The reputation of Scottish education goes before it. Unfortunately, that reputation has changed from one of being an innovative world leader to being stereotyped as conservative and resistant to change. It is a deep irony when only Conservatives are offering radical ideas and former radicals are conservatively resisting change.
It is, therefore, refreshing to find in the final report of the Commission on School Reform, jointly established by thinktanks Reform Scotland and the Centre for Scottish Public Policy, a degree of consensus across the political divide that might at last open up the debate enough for meaningful changes to be permitted to happen.
I use the word "permitted" consciously, for Scottish public education has for a long time suffered from "producer capture" that - together with the self-interest of political parties in keeping the teaching unions and local authorities on side - has meant consumers have been emasculated unless they could afford to take their children elsewhere.
At its most extreme, that means paying for education by choosing the independent sector or buying a house near a highly rated state school. Either option is unavailable to many. Unfortunately, trying to cater for the diverse needs of children by allowing schools to be diverse and flexible has generally met with stony-faced opposition, despite all the contradictions of the current set-up.
While it is recognised that a small number of schools can specialise in, say, sports or music to the benefit of pupils with such strengths, the idea that other schools could officially specialise in hot-housing maths, sciences or technical trades provokes paroxysms of outrage.
So when you have a report whose authors, including an SNP and Tory councillor and a former Labour education minister, agree unanimously that greater diversity between schools should be openly encouraged through devolving more powers and responsibilities - it is like breathing in the pure air of the Alps after living in a sulphurous steel town.
As with all such unanimous reports, I am sure there were some who wished to go further. Nevertheless, the important point is that if anything is to be achieved in the Scottish Parliament, it will require a political agreement across parties that hitherto has been impossible to find. If the commission's report augurs in a new consensus, then we may eventually see the wheels of reform starting to turn.

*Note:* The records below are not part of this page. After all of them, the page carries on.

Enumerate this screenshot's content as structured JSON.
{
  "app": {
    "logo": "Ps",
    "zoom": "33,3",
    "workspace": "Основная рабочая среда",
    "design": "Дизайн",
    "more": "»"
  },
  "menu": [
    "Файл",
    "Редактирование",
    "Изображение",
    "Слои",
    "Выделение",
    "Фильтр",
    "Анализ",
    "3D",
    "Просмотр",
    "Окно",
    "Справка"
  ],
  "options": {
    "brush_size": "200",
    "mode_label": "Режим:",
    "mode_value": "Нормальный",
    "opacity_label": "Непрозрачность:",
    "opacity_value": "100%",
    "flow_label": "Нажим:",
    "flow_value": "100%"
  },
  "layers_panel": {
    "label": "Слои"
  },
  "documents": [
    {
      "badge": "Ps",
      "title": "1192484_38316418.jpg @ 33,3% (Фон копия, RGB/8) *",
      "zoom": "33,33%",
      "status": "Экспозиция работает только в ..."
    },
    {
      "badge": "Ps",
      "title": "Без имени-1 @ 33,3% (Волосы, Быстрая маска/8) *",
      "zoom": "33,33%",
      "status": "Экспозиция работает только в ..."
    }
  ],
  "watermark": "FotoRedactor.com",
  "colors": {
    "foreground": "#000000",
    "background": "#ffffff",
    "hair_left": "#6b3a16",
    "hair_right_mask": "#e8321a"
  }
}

Not yet, not tomorrow, but after the 2016 Holyrood elections we may look back on last week as when change truly began to start.
Brian Monteith is a former Conservative MSP.